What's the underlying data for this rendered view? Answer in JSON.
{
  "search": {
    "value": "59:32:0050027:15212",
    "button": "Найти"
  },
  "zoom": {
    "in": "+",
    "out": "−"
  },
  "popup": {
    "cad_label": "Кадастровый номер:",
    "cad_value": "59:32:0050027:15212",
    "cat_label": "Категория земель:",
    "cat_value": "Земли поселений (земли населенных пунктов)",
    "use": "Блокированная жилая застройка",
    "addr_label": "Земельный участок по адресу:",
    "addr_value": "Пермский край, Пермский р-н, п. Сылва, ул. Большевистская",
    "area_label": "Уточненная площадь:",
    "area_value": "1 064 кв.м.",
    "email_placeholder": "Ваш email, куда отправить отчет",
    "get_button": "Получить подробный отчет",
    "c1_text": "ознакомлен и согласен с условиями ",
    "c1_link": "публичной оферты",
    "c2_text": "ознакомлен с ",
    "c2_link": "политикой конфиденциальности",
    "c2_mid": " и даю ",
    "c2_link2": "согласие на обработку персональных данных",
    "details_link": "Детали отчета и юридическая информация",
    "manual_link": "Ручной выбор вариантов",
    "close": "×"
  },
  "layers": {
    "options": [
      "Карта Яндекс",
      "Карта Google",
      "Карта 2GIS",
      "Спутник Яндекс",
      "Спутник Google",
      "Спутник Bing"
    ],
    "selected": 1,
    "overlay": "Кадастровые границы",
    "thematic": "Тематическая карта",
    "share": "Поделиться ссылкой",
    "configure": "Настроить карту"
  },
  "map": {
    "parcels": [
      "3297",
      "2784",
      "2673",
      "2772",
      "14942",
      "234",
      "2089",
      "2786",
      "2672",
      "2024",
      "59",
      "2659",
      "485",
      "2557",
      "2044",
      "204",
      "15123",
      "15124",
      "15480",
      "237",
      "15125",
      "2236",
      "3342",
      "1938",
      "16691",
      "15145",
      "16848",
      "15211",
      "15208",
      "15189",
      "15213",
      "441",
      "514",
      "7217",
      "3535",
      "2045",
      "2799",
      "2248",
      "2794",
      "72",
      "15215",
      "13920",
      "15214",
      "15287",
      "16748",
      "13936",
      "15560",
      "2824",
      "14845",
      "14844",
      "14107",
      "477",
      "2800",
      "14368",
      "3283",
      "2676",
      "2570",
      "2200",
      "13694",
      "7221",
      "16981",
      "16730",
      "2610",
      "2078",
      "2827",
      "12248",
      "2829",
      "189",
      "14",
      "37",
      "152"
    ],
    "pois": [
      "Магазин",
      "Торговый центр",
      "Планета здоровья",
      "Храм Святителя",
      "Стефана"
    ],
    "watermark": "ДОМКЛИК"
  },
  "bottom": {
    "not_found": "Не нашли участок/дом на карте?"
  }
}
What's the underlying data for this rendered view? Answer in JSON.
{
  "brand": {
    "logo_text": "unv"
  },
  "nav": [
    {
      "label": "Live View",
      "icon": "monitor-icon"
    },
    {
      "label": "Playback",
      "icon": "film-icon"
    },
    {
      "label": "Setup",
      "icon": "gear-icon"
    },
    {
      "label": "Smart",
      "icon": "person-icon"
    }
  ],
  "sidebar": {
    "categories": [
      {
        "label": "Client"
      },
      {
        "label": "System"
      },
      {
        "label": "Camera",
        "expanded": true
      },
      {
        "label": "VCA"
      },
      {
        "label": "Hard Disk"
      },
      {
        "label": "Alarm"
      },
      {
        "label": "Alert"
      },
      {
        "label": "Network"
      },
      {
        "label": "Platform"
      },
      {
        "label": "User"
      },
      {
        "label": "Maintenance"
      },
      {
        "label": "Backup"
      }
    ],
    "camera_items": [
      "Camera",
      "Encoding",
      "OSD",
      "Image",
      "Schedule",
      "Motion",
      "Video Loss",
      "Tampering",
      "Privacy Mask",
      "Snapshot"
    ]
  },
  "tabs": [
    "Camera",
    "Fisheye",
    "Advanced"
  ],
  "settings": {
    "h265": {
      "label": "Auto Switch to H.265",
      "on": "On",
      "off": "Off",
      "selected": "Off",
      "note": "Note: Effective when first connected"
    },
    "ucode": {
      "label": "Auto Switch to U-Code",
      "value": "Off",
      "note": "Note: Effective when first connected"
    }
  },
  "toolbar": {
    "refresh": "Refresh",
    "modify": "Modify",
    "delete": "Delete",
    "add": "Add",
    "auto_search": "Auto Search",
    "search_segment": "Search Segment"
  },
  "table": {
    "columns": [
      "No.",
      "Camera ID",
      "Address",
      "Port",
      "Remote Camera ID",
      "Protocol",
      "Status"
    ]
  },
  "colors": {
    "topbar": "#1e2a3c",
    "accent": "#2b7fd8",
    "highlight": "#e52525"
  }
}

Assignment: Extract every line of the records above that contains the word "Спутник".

Reply:
      "Спутник Яндекс",
      "Спутник Google",
      "Спутник Bing"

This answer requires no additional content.